** WHAT TO PRODUCE **
Please copy every line below that contains the string "Ruhezustand".

*** Begin section ***

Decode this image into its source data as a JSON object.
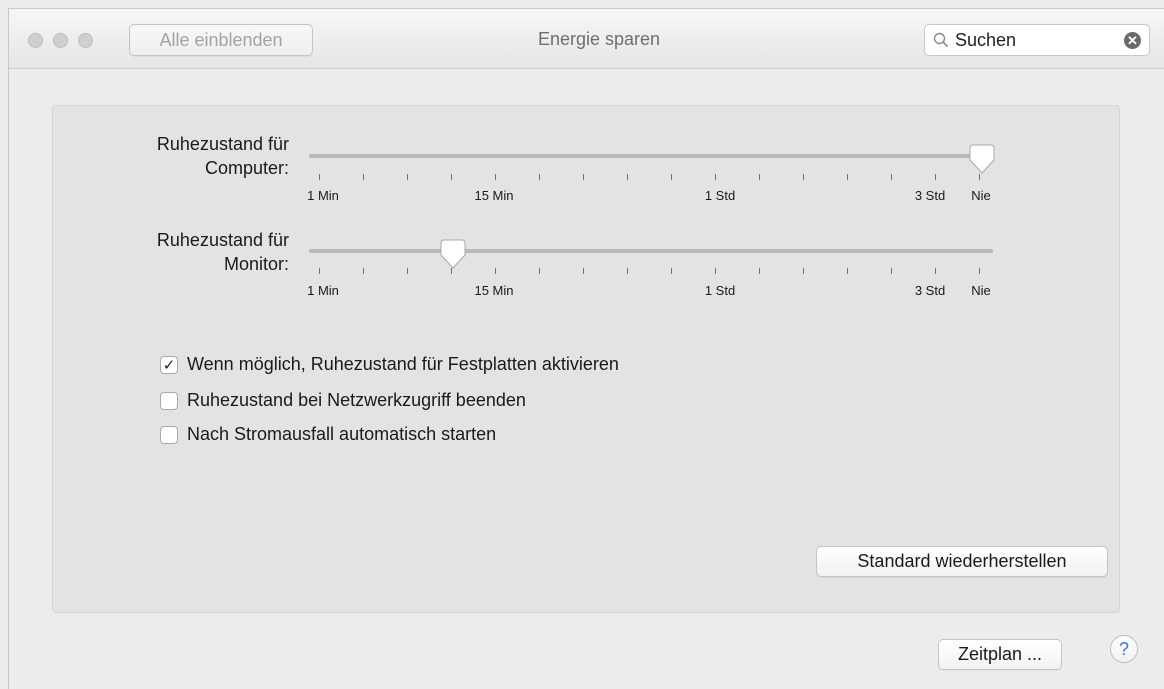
{
  "window": {
    "title": "Energie sparen",
    "show_all_label": "Alle einblenden",
    "search": {
      "value": "Suchen",
      "icon": "search-icon",
      "clear_icon": "clear-icon"
    }
  },
  "sliders": [
    {
      "label_line1": "Ruhezustand für",
      "label_line2": "Computer:",
      "value": "Nie",
      "tick_labels": [
        "1 Min",
        "15 Min",
        "1 Std",
        "3 Std",
        "Nie"
      ]
    },
    {
      "label_line1": "Ruhezustand für",
      "label_line2": "Monitor:",
      "value": "15 Min",
      "tick_labels": [
        "1 Min",
        "15 Min",
        "1 Std",
        "3 Std",
        "Nie"
      ]
    }
  ],
  "checkboxes": [
    {
      "label": "Wenn möglich, Ruhezustand für Festplatten aktivieren",
      "checked": true,
      "check_glyph": "✓"
    },
    {
      "label": "Ruhezustand bei Netzwerkzugriff beenden",
      "checked": false,
      "check_glyph": ""
    },
    {
      "label": "Nach Stromausfall automatisch starten",
      "checked": false,
      "check_glyph": ""
    }
  ],
  "buttons": {
    "restore_defaults": "Standard wiederherstellen",
    "schedule": "Zeitplan ...",
    "help": "?"
  },
  "colors": {
    "accent": "#3b78d8",
    "traffic_inactive": "#cfcfcf"
  }
}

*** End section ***

** TASK SOLUTION **
      "label_line1": "Ruhezustand für",
      "label_line1": "Ruhezustand für",
      "label": "Wenn möglich, Ruhezustand für Festplatten aktivieren",
      "label": "Ruhezustand bei Netzwerkzugriff beenden",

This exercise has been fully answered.